Archaeologist Zachi Dvira noted that finding the shell of an ancient sea snail far inland on the Temple Mount raises questions, as such snails are generally excavated in coastal archaeological digs.
The Army’s Tactical Assault Light Operator Suit program, or TALOS (pronounced: Tay-los), represents the point at which comic book fiction meets reality. It’s a concept for a so-called exoskeleton that could shield soldiers from bullets and injuries. One of its most important roles will be to decrease the load for ground troops. That’s important because the military is placing a heavy weight on the backs of soldiers in the literal sense.
In 2007, a Naval Research Advisory Committee study found that the average Marine “assault load” can vary from 97 to 135 pounds. The recommended load is 50 pounds.
One potential solution to troops’ weight problem: Get robots to help carry the load. The Defense Advanced Research Projects Agency’s Squad X Core Technologies program would put load-carrying robots like the Boston Dynamics Big Dog on patrols with dismounted troops, military speak for fighters moving around the battlefield on foot, not in vehicles. The robots would be able to carry much more of the load, but not all. That’s what TALOS is for.
Former chief of U. S. Special Operations Command Adm. William H. McRaven announced the TALOS program in 2013. The hype has since faded and the program is facing challenges. In 2014, the House Armed Services Committee sounded a skeptical note on the project, saying that “overall efforts lack proper coordination and oversight, systems integration and collaboration, and prototype evaluation.” The program could wind up costing hundreds of millions of dollars beyond the $80 million that’s already been allocated for it. )
Summary: Because of the limited amout of space inside the nucleus, each element on the Periodic Table is determined or constituted by the number of protons in the nucleus. This limited, confined space would justify how the Periodic Table would be limited. It also explains the professional drive pushing scientists to discover the next element. THIS IS NOW OVER.
Finally: Each element on the Periodic Table has a maxium of 7 orbitals; trajectories evidencing pathways for electrons that move around the nucleus. We've NEVER found more than 7 orbitals for any element. This justifies how we know limits about the Periodic Table.

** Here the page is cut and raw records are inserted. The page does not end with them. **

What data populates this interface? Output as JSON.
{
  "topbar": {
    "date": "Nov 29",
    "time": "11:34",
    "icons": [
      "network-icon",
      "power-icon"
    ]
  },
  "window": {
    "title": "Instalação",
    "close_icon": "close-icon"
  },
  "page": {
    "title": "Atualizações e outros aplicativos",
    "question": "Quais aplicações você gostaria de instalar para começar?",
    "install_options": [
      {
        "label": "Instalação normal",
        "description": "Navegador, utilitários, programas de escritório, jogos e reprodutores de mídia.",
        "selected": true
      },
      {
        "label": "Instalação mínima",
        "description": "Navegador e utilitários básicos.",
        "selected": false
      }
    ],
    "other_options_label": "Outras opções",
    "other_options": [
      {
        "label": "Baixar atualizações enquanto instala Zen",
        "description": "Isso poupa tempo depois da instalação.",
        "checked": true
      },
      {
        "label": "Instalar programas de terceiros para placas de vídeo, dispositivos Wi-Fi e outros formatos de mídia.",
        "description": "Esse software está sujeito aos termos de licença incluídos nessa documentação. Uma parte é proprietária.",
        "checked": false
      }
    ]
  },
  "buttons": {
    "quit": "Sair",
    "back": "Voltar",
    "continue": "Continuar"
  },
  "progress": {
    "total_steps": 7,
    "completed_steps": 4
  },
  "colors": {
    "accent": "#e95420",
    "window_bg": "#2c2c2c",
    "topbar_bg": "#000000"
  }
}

From the coasts of Indonesia to the rainforests of Peru, venomous animals are everywhere―and often lurking out of sight. Humans have feared them for centuries, long considering them the assassins and pariahs of the natural world.
Now, in Venomous, the biologist Christie Wilcox investigates and illuminates the animals of our nightmares, arguing that they hold the keys to a deeper understanding of evolution, adaptation, and immunity. She reveals just how venoms function and what they do to the human body. With Wilcox as our guide, we encounter a jellyfish with tentacles covered in stinging cells that can kill humans in minutes; a two-inch caterpillar with toxic bristles that trigger hemorrhaging; and a stunning blue-ringed octopus capable of inducing total paralysis. How do these animals go about their deadly work? How did they develop such intricate, potent toxins? Wilcox takes us around the world and down to the cellular level to find out.
Throughout her journey, Wilcox meets the intrepid scientists who risk their lives studying these lethal beasts, as well as “self-immunizers” who deliberately expose themselves to snakebites. Along the way, she puts her own life on the line, narrowly avoiding being envenomated herself. Drawing on her own research, Wilcox explains how venom scientists are untangling the mechanisms of some of our most devastating diseases, and reports on pharmacologists who are already exploiting venoms to produce lifesaving drugs. We discover that venomous creatures are in fact keystone species that play crucial roles in their ecosystems and ours―and for this alone, they ought to be protected and appreciated.
Thrilling and surprising at every turn, Venomous will change everything you thought you knew about the planet’s most dangerous animals.